The alarm wakes you. You're not used to one; been years
since you needed to get up, drive forty-five minutes and be
anywhere. Today you did just that. You got lucky, found a
parking place right in front of the imposing building and before
you knew it, were through the metal detectors and on your way
down the official halls of justice.
You have ben invited, make that summoned, to serve your
fellow brethren on jury duty. A clerk asks how many miles
you had to drive then explains that the county only pays a
set distance, a few miles short of yours. Oh well, big deal.
On into the big main meeting room with the others in your
'pool'. A few nervous minutes drag by and then a lady informs
you all that you will watch a twenty minutes of film on what it
means to be a juror. This is not like C.S.I. or Law and Order,
or Boston Legal either. This is the real thing. You had always
wondered how it would be to actually hold someone's future

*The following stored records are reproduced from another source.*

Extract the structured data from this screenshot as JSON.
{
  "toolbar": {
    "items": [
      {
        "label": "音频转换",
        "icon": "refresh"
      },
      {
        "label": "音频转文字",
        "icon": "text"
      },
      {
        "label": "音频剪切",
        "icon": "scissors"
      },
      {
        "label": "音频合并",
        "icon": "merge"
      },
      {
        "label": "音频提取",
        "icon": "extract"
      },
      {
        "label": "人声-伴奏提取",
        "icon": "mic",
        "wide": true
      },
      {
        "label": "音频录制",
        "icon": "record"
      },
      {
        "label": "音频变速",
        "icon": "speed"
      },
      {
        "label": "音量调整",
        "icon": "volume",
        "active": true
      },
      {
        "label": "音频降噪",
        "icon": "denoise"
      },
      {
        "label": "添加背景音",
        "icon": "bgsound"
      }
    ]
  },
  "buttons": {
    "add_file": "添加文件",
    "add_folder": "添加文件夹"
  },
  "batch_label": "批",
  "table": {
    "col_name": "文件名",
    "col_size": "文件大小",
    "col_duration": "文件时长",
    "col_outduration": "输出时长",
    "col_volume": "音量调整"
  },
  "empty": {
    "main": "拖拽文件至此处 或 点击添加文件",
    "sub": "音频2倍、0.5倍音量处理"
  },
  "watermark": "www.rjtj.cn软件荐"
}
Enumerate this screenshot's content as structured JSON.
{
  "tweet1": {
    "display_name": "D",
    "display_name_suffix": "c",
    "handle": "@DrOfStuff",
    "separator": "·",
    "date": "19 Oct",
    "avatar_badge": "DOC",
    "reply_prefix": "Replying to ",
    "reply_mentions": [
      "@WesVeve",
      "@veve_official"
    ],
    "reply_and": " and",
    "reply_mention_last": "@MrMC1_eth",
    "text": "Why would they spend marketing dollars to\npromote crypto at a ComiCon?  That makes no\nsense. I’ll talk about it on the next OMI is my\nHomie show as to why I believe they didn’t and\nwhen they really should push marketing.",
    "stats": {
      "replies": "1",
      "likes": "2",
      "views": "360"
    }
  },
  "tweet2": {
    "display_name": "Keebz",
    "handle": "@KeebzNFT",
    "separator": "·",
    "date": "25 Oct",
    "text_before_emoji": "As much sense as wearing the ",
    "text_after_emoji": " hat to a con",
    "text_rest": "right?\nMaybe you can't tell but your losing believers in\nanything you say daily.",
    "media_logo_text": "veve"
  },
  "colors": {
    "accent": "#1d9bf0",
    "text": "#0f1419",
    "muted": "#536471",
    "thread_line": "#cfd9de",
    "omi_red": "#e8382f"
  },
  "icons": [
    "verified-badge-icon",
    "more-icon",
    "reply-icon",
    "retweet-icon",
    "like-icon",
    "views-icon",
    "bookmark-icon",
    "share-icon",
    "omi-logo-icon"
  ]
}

in your hands. "Yikes," you think, "this is for keeps, real marbles,
no do-overs." Then it dawns on you; you have no idea what the
case is. Drug bust? Stealing a horse. Child molesting. Robbery.
"Good grief, it could be anything; am I prepared to do this?"
Fifty of you have been chosen to be here this day. Twelve of
that number, well, thirteen actually, one is added as an alternate
juror, will be filtered out and take a seat in the boxed are on the
left side of the walnut paneled court room. It takes nearly an hour
of interrogation of you, the good and true. The chosen ones. Finally
the D.A. and the defense Atty. are satisfied and you have won or
lost as you may look at it; you are one of the thirteen sitting in the
You have a nice soft cushion and arms on your swivel chair.
An unobstructed view of the witness box, the lady judge, the
lady prosecutor and the chunky defense attorney. Oh yes, then
there are the two bailiffs standing stoically by the edges and then
there is the bad guy, the defendant, you have a good view of him
too. They all stand, everyone of them when things get going. Going
that is right after a short opening by each attorney and an hour
and a half lunch break.
You start to settle in to the task. Doubts and unknowns have
been cleared away now. You are in it. There is the bad guy
and here we go. You must make any decisions based only on
what the judge will instruct and the evidence presented. You
are told this will probably run three or four days. That will take
you over the weekend. You will not be sequestered; you can
It does. Monday morning finds you in your familiar end chair,
second row in the back. You are the last one in and the first
one out. Everyone in the whole room rises when you do so.
This is big stuff. Pizza is delivered for a lunch, the county
bought. You are in 'deliberations'. It takes your little group
just three hours or so do agree, unanimously. Once, there was
a question and we had to send a short note out to the judge
which she answered directly.
One last time you file into the paneled chamber, all rise and
the end draws near. The foreman is instructed to read the
findings and does so. The judge 'poles' the jury. She asks
each one by name how you found. "Ouch," you think. "There
goes your name out loud in this matter. Oh well, it was the same
for all the rest too." The bailiff motions you out and you lead the
procession to the back of the court room and into the special
jury room with the remains of the pizza lunch still on the center
There seems to be a 'hum' in the air a 'buzz' going around. "What's
happening here. What's going on? Something is not right." You
approach the bailiff as you are about to leave the jury room and
ask if something is wrong. "Yes. We don't know where he is.
When he heard the question in the note read, he must have
decided that you all had found him guilty. Somehow he just
slipped out. He's gone. No, we have no idea where he is."